1565: The Spanish created the first permanent Settlement at St Augustine, Florida
King Phillip II of Spain named Don Pedro Menendez de Aviles, Spain's most experienced admiral, Governor of Florida, and instructed him to explore and to colonize the territory. When Menendez arrived off the coast of Florida, it was August 28, 1565, the Feast Day of St. Augustine. Eleven days later, he and his 600 soldiers and settlers came ashore at the site of the Timucuan Indian village of Seloy with banners flying and trumpets sounding. He hastily fortified the fledgling village and named it St. Augustine.

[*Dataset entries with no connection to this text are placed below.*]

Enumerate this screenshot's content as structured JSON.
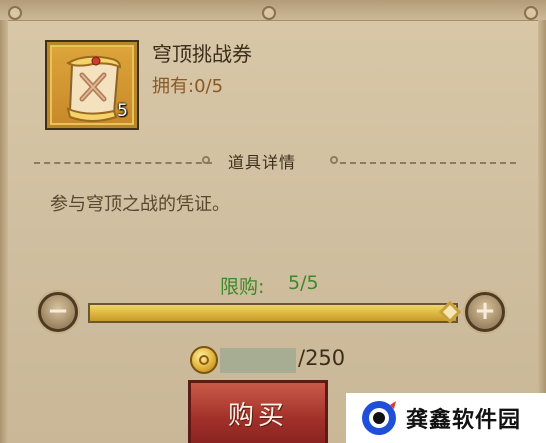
{
  "item": {
    "name": "穹顶挑战券",
    "owned": "拥有:0/5",
    "count": "5",
    "icon": "scroll-ticket-icon"
  },
  "details": {
    "title": "道具详情",
    "description": "参与穹顶之战的凭证。"
  },
  "purchase": {
    "limit_label": "限购:",
    "limit_value": "5/5",
    "quantity_fraction": 1.0,
    "minus_label": "−",
    "plus_label": "+",
    "cost_value": "/250",
    "buy_label": "购买"
  },
  "watermark": {
    "text": "龚鑫软件园"
  },
  "colors": {
    "limit_green": "#3c8a2a",
    "buy_red": "#a2302a",
    "item_gold": "#dca43a"
  }
}
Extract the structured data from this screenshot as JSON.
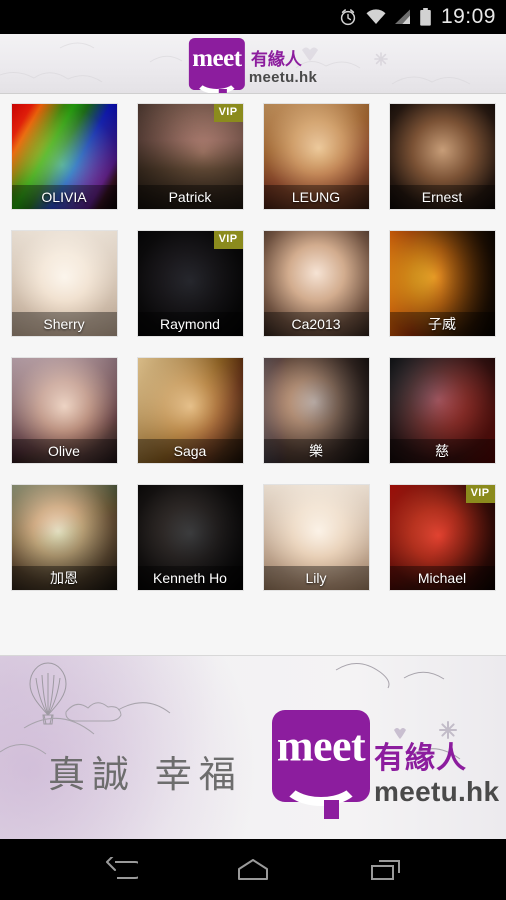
{
  "status_bar": {
    "time": "19:09",
    "icons": [
      "alarm-clock-icon",
      "wifi-icon",
      "signal-bars-icon",
      "battery-icon"
    ]
  },
  "header": {
    "logo": {
      "mark_text": "meet",
      "chinese_name": "有緣人",
      "domain": "meetu.hk"
    }
  },
  "grid": {
    "vip_label": "VIP",
    "profiles": [
      {
        "name": "OLIVIA",
        "vip": false
      },
      {
        "name": "Patrick",
        "vip": true
      },
      {
        "name": "LEUNG",
        "vip": false
      },
      {
        "name": "Ernest",
        "vip": false
      },
      {
        "name": "Sherry",
        "vip": false
      },
      {
        "name": "Raymond",
        "vip": true
      },
      {
        "name": "Ca2013",
        "vip": false
      },
      {
        "name": "子威",
        "vip": false
      },
      {
        "name": "Olive",
        "vip": false
      },
      {
        "name": "Saga",
        "vip": false
      },
      {
        "name": "樂",
        "vip": false
      },
      {
        "name": "慈",
        "vip": false
      },
      {
        "name": "加恩",
        "vip": false
      },
      {
        "name": "Kenneth Ho",
        "vip": false
      },
      {
        "name": "Lily",
        "vip": false
      },
      {
        "name": "Michael",
        "vip": true
      }
    ]
  },
  "footer": {
    "slogan": "真誠 幸福",
    "logo": {
      "mark_text": "meet",
      "chinese_name": "有緣人",
      "domain": "meetu.hk"
    },
    "decorations": [
      "hot-air-balloon-sketch",
      "cloud-sketch",
      "heart-sketch",
      "snowflake-sketch"
    ]
  },
  "navbar": {
    "buttons": [
      {
        "name": "back-button",
        "icon": "back-arrow-icon"
      },
      {
        "name": "home-button",
        "icon": "home-icon"
      },
      {
        "name": "recents-button",
        "icon": "recent-apps-icon"
      }
    ]
  },
  "colors": {
    "brand_purple": "#8c1d9e",
    "vip_olive": "#8b8b1d",
    "grid_bg": "#f6f6f6",
    "bar_black": "#000000"
  }
}
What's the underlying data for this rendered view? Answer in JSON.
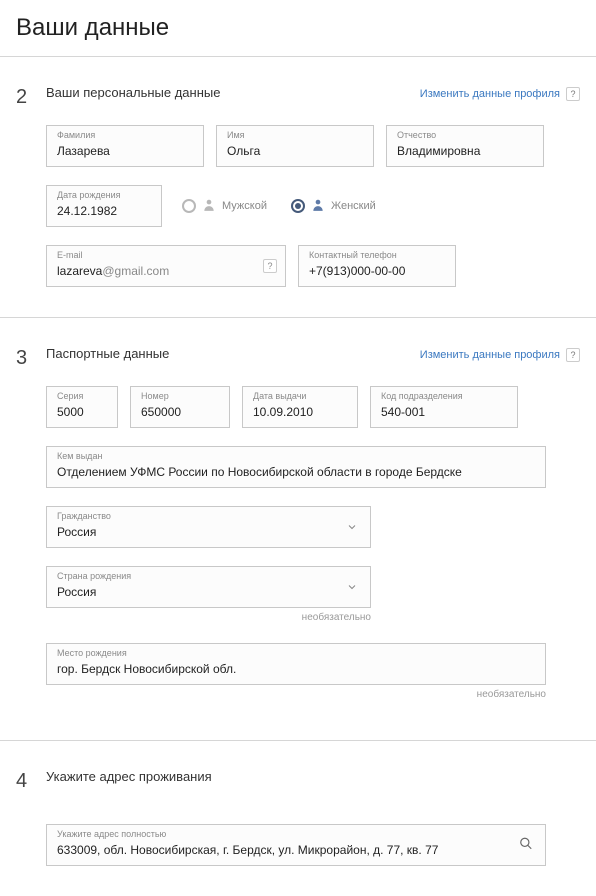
{
  "page_title": "Ваши данные",
  "sections": {
    "s2": {
      "num": "2",
      "title": "Ваши персональные данные",
      "edit_link": "Изменить данные профиля",
      "help": "?",
      "surname_lbl": "Фамилия",
      "surname_val": "Лазарева",
      "name_lbl": "Имя",
      "name_val": "Ольга",
      "patr_lbl": "Отчество",
      "patr_val": "Владимировна",
      "dob_lbl": "Дата рождения",
      "dob_val": "24.12.1982",
      "gender_male": "Мужской",
      "gender_female": "Женский",
      "email_lbl": "E-mail",
      "email_user": "lazareva",
      "email_domain": "@gmail.com",
      "phone_lbl": "Контактный телефон",
      "phone_val": "+7(913)000-00-00"
    },
    "s3": {
      "num": "3",
      "title": "Паспортные данные",
      "edit_link": "Изменить данные профиля",
      "help": "?",
      "series_lbl": "Серия",
      "series_val": "5000",
      "number_lbl": "Номер",
      "number_val": "650000",
      "issue_date_lbl": "Дата выдачи",
      "issue_date_val": "10.09.2010",
      "dept_code_lbl": "Код подразделения",
      "dept_code_val": "540-001",
      "issued_by_lbl": "Кем выдан",
      "issued_by_val": "Отделением УФМС России по Новосибирской области в городе Бердске",
      "citizenship_lbl": "Гражданство",
      "citizenship_val": "Россия",
      "birth_country_lbl": "Страна рождения",
      "birth_country_val": "Россия",
      "optional": "необязательно",
      "birth_place_lbl": "Место рождения",
      "birth_place_val": "гор. Бердск Новосибирской обл."
    },
    "s4": {
      "num": "4",
      "title": "Укажите адрес проживания",
      "addr_lbl": "Укажите адрес полностью",
      "addr_val": "633009, обл. Новосибирская, г. Бердск, ул. Микрорайон, д. 77, кв. 77"
    }
  }
}
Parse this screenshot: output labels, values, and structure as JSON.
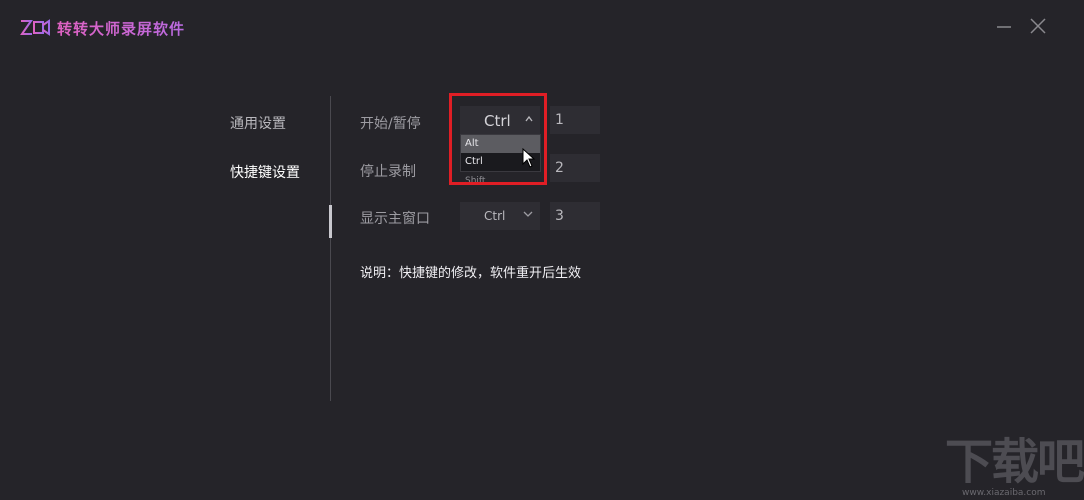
{
  "app": {
    "title": "转转大师录屏软件",
    "accent_colors": [
      "#e062c2",
      "#b96ae0"
    ],
    "logo_text": "Z"
  },
  "window_controls": {
    "minimize_icon": "minimize-icon",
    "close_icon": "close-icon"
  },
  "sidebar": {
    "items": [
      {
        "label": "通用设置",
        "active": false
      },
      {
        "label": "快捷键设置",
        "active": true
      }
    ]
  },
  "hotkeys": {
    "rows": [
      {
        "label": "开始/暂停",
        "modifier": "Ctrl",
        "key": "1"
      },
      {
        "label": "停止录制",
        "modifier": "Shift",
        "key": "2"
      },
      {
        "label": "显示主窗口",
        "modifier": "Ctrl",
        "key": "3"
      }
    ],
    "dropdown": {
      "selected": "Ctrl",
      "options": [
        "Alt",
        "Ctrl"
      ],
      "partially_visible_option": "Shift",
      "hovered": "Alt",
      "highlight_color": "#e01e25"
    },
    "note": "说明：快捷键的修改，软件重开后生效"
  },
  "watermark": {
    "main": "下载吧",
    "sub": "www.xiazaiba.com"
  }
}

Utilizing brilliant military maneuvers, Menendez destroyed the French garrison on the St. Johns River and, with the help of a hurricane, also defeated the French fleet. With the coast of Florida firmly in Spanish hands, he then set to work building the town, establishing missions to the Indians for the Church, and exploring the land.
Thus, St. Augustine was founded forty-two years before the English colony at Jamestown, Virginia, and fifty-five years before the Pilgrims landed on Plymouth Rock in Massachusetts - making it the oldest permanent European settlement on the North American continent
1607: Jamestown, Virginia -- First English permanent settlement.In 1607, 13 years before the Pilgrims landed in Massachusetts, a group of 104 English men and boys began a settlement on the banks of Virginia's James River. They were sponsored by the Virginia Company of London, whose stockholders hoped to make a profit from the resources of the New World. The community suffered terrible hardships in its early years, but managed to endure, earning the distinction of being America's first permanent English colony.
1619: First Slaves from Africa brought to America
1620: Plymouth Rock, Massachusetts settlement - Pilgrims
1623: New Netherlands (New York) - Dutch settlement
1630: 10 year migration to New England - The Great Migration many from England and Ireland
1820: Records of arrivals began: There were passenger lists created prior to 1820 by some State and local authorities. Some are available on line in Ancestry.com. Some records are not there and can be found in books. Not so convenient, I know. This might help those of us that are researching Patrick Cragun. He did jump ship in Boston Harbor, but there may be a local or state record not yet found.
1892: Ellis Island opens as main immigrant processing station